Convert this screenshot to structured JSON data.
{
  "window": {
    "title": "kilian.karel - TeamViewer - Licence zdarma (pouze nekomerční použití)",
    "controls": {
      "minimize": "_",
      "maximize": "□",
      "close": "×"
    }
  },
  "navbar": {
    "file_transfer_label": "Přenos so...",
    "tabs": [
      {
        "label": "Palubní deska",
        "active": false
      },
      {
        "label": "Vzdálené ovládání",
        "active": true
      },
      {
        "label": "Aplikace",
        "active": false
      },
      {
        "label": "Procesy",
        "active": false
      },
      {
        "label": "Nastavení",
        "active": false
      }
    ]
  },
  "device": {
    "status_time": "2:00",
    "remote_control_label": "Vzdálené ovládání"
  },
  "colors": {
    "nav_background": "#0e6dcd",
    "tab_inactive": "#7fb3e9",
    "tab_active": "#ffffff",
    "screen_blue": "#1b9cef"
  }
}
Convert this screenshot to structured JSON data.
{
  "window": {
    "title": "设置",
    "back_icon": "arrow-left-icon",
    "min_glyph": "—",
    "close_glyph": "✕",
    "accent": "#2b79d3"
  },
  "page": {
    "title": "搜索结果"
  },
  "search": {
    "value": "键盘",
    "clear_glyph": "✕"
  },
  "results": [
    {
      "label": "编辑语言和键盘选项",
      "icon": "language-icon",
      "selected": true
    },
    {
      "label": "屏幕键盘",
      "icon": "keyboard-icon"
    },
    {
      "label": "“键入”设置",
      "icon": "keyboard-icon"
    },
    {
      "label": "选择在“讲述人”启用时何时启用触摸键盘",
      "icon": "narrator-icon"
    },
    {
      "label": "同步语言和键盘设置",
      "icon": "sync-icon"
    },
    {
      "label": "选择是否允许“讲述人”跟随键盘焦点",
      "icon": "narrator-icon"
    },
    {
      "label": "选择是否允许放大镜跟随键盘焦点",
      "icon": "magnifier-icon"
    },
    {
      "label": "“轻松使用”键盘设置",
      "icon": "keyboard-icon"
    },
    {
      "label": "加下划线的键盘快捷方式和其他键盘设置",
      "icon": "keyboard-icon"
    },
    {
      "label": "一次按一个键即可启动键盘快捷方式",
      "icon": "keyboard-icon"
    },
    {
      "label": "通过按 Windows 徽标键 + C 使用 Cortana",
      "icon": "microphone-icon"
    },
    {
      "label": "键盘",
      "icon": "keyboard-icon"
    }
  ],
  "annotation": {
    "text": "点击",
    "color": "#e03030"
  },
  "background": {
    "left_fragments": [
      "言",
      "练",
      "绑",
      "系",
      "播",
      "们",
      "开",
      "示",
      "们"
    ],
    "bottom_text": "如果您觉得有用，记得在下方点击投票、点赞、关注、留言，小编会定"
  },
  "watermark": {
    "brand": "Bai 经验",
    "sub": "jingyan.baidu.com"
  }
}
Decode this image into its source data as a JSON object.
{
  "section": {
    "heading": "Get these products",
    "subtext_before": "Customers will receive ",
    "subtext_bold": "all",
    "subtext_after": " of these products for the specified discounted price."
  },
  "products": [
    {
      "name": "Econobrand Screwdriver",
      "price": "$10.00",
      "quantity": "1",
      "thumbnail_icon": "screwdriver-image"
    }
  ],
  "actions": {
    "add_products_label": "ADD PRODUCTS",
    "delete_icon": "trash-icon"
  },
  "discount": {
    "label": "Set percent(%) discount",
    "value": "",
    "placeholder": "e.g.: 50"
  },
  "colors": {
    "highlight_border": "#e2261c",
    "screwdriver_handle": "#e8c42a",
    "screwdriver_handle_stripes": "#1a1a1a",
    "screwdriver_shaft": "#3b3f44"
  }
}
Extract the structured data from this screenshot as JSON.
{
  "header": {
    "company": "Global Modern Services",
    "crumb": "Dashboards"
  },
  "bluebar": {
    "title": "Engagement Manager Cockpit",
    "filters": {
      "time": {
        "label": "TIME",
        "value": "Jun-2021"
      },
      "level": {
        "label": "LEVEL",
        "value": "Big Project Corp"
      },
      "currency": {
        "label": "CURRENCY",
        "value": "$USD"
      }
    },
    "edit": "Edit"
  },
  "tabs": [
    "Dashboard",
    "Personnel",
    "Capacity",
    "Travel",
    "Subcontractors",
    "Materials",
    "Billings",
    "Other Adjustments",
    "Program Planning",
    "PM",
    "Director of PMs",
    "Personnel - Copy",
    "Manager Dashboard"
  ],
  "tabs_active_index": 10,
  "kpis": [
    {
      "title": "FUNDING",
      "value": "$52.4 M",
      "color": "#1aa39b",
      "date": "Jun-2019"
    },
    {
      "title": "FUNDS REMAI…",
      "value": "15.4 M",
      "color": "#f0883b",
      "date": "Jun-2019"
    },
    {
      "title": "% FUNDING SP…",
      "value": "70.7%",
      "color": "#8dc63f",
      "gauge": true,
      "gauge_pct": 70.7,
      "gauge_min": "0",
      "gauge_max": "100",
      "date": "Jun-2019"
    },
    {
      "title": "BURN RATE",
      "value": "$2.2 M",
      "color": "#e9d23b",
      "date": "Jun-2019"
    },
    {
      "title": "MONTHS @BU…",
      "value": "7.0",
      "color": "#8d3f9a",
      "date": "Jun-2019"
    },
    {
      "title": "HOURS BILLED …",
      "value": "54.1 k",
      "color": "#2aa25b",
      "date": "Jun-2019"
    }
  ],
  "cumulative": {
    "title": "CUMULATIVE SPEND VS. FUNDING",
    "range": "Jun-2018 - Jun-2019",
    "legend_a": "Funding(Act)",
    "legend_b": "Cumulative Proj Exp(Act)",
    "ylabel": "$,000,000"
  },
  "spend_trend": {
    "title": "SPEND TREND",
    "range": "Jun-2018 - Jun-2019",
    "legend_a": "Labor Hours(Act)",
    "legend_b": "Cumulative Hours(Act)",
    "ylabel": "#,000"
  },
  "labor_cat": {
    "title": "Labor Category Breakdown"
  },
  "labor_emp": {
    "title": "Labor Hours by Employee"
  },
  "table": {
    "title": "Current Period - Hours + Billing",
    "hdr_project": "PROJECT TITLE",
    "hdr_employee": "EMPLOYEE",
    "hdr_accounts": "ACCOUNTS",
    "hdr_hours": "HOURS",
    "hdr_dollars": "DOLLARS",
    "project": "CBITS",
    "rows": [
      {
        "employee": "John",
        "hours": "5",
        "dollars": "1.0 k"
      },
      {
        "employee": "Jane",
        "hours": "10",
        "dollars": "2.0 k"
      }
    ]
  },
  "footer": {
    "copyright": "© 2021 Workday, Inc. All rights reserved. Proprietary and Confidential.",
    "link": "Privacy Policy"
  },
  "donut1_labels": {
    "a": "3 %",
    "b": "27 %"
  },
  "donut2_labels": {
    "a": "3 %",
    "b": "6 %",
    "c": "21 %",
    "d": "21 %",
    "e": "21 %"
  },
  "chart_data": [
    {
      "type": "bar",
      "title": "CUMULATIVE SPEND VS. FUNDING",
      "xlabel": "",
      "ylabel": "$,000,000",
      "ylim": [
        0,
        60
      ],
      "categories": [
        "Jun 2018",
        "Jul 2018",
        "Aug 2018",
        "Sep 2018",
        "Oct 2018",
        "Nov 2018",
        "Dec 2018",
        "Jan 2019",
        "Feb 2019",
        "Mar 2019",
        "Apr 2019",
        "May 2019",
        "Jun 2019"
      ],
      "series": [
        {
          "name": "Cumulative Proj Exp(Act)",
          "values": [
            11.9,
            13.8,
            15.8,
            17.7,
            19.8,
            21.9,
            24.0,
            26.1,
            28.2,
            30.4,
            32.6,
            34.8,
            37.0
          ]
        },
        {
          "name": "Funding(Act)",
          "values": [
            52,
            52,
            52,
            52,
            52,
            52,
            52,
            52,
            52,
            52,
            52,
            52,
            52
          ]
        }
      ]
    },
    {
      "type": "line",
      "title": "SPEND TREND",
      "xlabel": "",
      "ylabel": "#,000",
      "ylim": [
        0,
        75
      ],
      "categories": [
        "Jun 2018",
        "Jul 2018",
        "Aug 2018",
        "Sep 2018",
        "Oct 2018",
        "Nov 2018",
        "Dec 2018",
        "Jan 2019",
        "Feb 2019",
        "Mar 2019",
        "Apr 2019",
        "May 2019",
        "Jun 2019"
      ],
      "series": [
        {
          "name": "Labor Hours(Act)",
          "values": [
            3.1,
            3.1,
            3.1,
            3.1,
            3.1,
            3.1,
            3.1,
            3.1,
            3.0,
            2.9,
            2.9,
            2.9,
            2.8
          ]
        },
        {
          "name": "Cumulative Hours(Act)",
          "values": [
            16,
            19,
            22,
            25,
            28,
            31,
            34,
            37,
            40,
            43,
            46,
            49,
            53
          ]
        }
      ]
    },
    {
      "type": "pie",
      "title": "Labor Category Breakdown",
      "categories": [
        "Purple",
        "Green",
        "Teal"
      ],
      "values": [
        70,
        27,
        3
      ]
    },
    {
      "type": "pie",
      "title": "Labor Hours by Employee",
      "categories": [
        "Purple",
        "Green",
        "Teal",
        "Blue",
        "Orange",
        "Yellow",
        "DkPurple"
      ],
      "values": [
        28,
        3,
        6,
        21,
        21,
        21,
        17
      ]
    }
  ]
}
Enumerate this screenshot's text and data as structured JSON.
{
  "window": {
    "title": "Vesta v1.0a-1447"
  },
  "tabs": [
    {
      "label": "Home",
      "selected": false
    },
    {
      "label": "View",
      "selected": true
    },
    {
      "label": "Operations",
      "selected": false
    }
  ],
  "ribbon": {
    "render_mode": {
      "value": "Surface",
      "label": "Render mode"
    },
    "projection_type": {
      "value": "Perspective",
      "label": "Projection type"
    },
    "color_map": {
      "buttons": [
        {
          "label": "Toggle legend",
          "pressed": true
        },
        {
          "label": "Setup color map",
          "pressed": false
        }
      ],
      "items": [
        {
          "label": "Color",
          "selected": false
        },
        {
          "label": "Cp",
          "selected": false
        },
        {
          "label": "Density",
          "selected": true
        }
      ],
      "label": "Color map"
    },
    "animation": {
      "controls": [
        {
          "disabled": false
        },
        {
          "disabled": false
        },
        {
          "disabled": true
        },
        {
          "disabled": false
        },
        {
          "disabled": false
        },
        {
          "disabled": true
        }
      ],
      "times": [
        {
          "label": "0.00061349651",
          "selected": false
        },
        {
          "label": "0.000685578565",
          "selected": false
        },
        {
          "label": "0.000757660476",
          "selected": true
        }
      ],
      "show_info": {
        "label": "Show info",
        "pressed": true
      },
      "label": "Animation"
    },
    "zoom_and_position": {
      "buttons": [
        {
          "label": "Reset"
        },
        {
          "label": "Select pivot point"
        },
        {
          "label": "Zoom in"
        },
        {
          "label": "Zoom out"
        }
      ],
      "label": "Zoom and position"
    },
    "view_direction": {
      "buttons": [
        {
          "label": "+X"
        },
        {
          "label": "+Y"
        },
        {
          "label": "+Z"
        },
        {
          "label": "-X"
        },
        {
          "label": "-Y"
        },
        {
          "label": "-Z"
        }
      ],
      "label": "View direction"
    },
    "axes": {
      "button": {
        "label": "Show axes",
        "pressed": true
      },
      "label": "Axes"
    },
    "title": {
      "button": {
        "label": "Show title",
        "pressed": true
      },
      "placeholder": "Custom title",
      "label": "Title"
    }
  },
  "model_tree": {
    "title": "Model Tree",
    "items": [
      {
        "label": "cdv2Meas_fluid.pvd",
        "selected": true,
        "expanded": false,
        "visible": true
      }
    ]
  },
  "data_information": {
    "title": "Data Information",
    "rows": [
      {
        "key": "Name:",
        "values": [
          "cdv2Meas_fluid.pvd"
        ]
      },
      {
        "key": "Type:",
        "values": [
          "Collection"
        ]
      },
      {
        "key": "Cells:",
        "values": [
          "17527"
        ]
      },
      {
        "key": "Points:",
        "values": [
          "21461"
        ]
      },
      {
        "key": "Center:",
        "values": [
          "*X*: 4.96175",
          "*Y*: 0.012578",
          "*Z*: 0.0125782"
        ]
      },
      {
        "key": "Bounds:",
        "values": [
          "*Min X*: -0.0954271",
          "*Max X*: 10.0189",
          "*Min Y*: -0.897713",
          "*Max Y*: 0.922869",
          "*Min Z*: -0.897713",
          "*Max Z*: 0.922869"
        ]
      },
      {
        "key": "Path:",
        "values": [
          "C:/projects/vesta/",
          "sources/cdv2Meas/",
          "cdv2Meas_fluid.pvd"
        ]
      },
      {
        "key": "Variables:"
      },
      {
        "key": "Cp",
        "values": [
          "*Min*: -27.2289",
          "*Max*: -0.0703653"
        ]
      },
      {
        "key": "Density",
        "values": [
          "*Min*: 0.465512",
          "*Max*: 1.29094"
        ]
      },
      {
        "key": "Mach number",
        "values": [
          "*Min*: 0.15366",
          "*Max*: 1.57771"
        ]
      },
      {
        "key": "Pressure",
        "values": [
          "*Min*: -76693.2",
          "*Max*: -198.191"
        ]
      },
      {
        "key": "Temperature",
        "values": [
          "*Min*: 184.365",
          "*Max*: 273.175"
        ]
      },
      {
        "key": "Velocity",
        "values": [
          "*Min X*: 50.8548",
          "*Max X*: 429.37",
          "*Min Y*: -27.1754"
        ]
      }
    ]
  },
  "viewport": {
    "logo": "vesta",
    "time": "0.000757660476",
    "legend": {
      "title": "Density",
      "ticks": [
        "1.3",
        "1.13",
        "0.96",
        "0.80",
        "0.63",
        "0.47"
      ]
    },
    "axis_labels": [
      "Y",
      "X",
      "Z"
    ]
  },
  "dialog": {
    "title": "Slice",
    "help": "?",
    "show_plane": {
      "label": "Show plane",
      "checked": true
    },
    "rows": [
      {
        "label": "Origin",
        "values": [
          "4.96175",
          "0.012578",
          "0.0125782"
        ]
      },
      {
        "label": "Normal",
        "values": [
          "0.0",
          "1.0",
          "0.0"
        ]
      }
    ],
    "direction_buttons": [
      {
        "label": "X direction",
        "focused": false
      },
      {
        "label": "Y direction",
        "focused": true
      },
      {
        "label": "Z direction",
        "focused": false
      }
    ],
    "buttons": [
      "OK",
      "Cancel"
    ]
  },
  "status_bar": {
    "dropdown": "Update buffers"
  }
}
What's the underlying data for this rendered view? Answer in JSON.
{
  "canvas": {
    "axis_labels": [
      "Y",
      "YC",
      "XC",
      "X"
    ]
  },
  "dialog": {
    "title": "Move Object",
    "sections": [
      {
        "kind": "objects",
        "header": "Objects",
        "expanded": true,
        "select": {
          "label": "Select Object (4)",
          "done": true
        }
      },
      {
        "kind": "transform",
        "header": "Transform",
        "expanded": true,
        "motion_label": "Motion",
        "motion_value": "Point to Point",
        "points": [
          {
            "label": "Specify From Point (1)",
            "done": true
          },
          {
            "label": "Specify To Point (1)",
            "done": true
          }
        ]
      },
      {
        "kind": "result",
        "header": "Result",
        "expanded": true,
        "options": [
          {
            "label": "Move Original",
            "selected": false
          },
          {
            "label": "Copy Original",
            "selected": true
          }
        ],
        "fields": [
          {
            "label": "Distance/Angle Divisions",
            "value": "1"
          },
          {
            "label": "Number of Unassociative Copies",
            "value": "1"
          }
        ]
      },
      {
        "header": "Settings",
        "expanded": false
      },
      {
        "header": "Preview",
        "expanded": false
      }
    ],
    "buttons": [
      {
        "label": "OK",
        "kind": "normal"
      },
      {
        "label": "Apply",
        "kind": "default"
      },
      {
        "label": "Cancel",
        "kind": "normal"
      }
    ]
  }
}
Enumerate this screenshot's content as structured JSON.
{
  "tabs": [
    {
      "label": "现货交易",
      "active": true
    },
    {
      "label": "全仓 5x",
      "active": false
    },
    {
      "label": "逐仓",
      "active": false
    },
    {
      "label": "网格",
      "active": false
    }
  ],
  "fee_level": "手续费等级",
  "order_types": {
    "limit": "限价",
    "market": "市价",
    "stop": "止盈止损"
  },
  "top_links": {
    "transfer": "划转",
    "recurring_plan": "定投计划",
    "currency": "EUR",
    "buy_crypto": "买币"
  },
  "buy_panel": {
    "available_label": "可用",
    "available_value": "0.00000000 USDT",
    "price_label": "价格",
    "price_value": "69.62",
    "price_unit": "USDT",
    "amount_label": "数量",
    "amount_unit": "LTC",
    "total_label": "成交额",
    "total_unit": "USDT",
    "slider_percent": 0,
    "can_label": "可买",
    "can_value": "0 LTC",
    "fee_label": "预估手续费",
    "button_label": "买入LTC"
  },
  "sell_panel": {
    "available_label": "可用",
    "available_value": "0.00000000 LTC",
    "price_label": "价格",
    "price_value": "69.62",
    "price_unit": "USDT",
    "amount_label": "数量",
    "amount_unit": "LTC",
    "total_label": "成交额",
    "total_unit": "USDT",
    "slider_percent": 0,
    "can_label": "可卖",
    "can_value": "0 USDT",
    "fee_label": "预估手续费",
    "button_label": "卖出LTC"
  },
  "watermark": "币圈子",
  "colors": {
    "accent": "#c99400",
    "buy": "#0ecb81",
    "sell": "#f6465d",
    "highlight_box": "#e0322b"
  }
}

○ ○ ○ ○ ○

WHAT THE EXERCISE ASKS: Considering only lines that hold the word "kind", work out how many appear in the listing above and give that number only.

YOUR SOLUTION: 6